(AP) -- Technology and health care companies led a broad rally on Wall Street Tuesday that helped stocks overcome a wobbly start and recoup their losses from a day earlier.
The S&P 500 rose 0.8% after having been down 0.3% in the early going. The gain inched the benchmark index to an all-time high, eclipsing the record it set early last week.
Banks, industrial companies and energy stocks also helped push the S&P 500 higher. Communications companies were the only laggard. Treasury yields were mixed.
Investors weighed another large swath of company earnings reports Tuesday, including quarterly snapshots from Ralph Lauren and Clorox. While earnings have been strong, Wall Street remains cautious over COVID-19 and its potential impact on a still recovering economy amid the spread of the highly contagious delta variant.
This mutant version of COVID-19 is still reason for caution, but it likely won't have a significant impact on the economy's reopening and recovery because hospitalizations are relatively tame and fatalities are very low in comparison to infections, said Jason Pride, chief investment officer of private wealth at Glenmede.
"We may still deal with the lingering residual effects of the pandemic," Pride said. "You've probably got a period of time where the economy has to restitch itself back together."
The S&P 500 rose 35.99 points to 4,423.15. The Dow Jones Industrial Average gained 278.24 points, or 0.8%, to 35,116.40. and the Nasdaq composite index picked up 80.23 points, or 0.6%, to 14,761.29.
Smaller company stocks also notched gains. The Russell 2000 index rose 8.09 points, or 0.4%, to 2,223.58.
Investors are in the midst of earnings season, with more than 100 companies in the S&P 500 index reporting their results this week. So far earnings have been strong, with roughly nine out of every 10 companies beating analysts' expectations.
Clorox slumped 9.5% after reporting results that fell short of forecast and releasing a disappointing outlook.
Solid financial results helped lift several other companies. Ralph Lauren climbed 6.1% after handily beating analysts' fiscal first-quarter profit forecasts as sales rebounded. Columbia Sportswear rose 0.6% after reporting a surprise second-quarter profit.
Activision Blizzard fell 3.5% after the head of Blizzard Entertainment said he would resign, effective immediately. Blizzard, maker of popular video games such as "Overwatch" and "World of Warcraft," has been accused in a lawsuit of having a toxic work environment which has caused walkouts by employees.
Online broker Robinhood jumped 24.2% and topped its IPO price for the first time since its stock began trading last Thursday.
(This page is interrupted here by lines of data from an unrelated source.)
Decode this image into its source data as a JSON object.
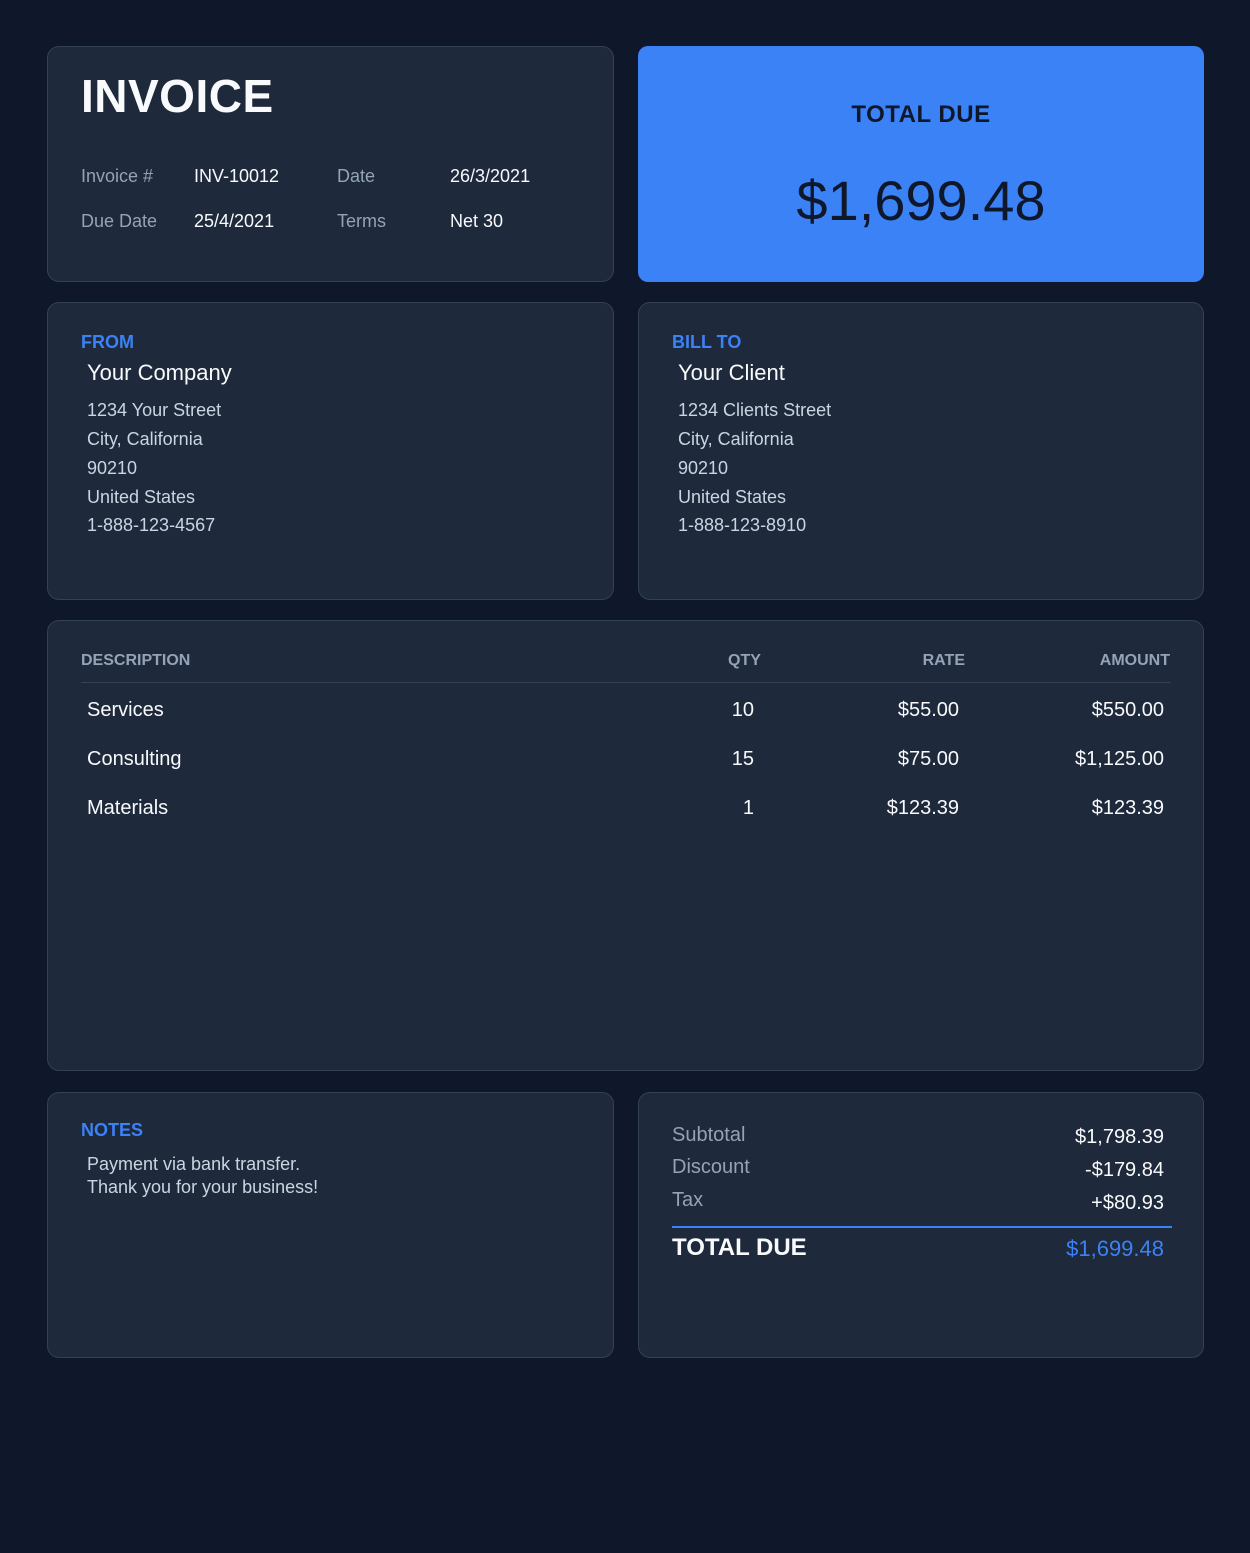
{
  "header": {
    "title": "INVOICE",
    "invoice_number_label": "Invoice #",
    "invoice_number": "INV-10012",
    "date_label": "Date",
    "date": "26/3/2021",
    "due_date_label": "Due Date",
    "due_date": "25/4/2021",
    "terms_label": "Terms",
    "terms": "Net 30"
  },
  "total_panel": {
    "label": "TOTAL DUE",
    "amount": "$1,699.48"
  },
  "from": {
    "label": "FROM",
    "name": "Your Company",
    "lines": [
      "1234 Your Street",
      "City, California",
      "90210",
      "United States",
      "1-888-123-4567"
    ]
  },
  "bill_to": {
    "label": "BILL TO",
    "name": "Your Client",
    "lines": [
      "1234 Clients Street",
      "City, California",
      "90210",
      "United States",
      "1-888-123-8910"
    ]
  },
  "items": {
    "columns": {
      "description": "DESCRIPTION",
      "qty": "QTY",
      "rate": "RATE",
      "amount": "AMOUNT"
    },
    "rows": [
      {
        "description": "Services",
        "qty": "10",
        "rate": "$55.00",
        "amount": "$550.00"
      },
      {
        "description": "Consulting",
        "qty": "15",
        "rate": "$75.00",
        "amount": "$1,125.00"
      },
      {
        "description": "Materials",
        "qty": "1",
        "rate": "$123.39",
        "amount": "$123.39"
      }
    ]
  },
  "notes": {
    "label": "NOTES",
    "lines": [
      "Payment via bank transfer.",
      "Thank you for your business!"
    ]
  },
  "summary": {
    "subtotal_label": "Subtotal",
    "subtotal": "$1,798.39",
    "discount_label": "Discount",
    "discount": "-$179.84",
    "tax_label": "Tax",
    "tax": "+$80.93",
    "total_label": "TOTAL DUE",
    "total": "$1,699.48"
  },
  "colors": {
    "background": "#0f172a",
    "card": "#1e293b",
    "accent": "#3b82f6"
  }
}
Bond yields were relatively stable. The yield on 10-year Treasury inched up to 1.18% from 1.17% from the day before. Less than a month ago, the 10-year note was trading around a yield of 1.35%.
Investors will be watching closely when the Labor Department releases its July jobs report Friday. Economists surveyed by FactSet forecast that the employers created 837,500 jobs last month and the unemployment rate fell to 5.7%.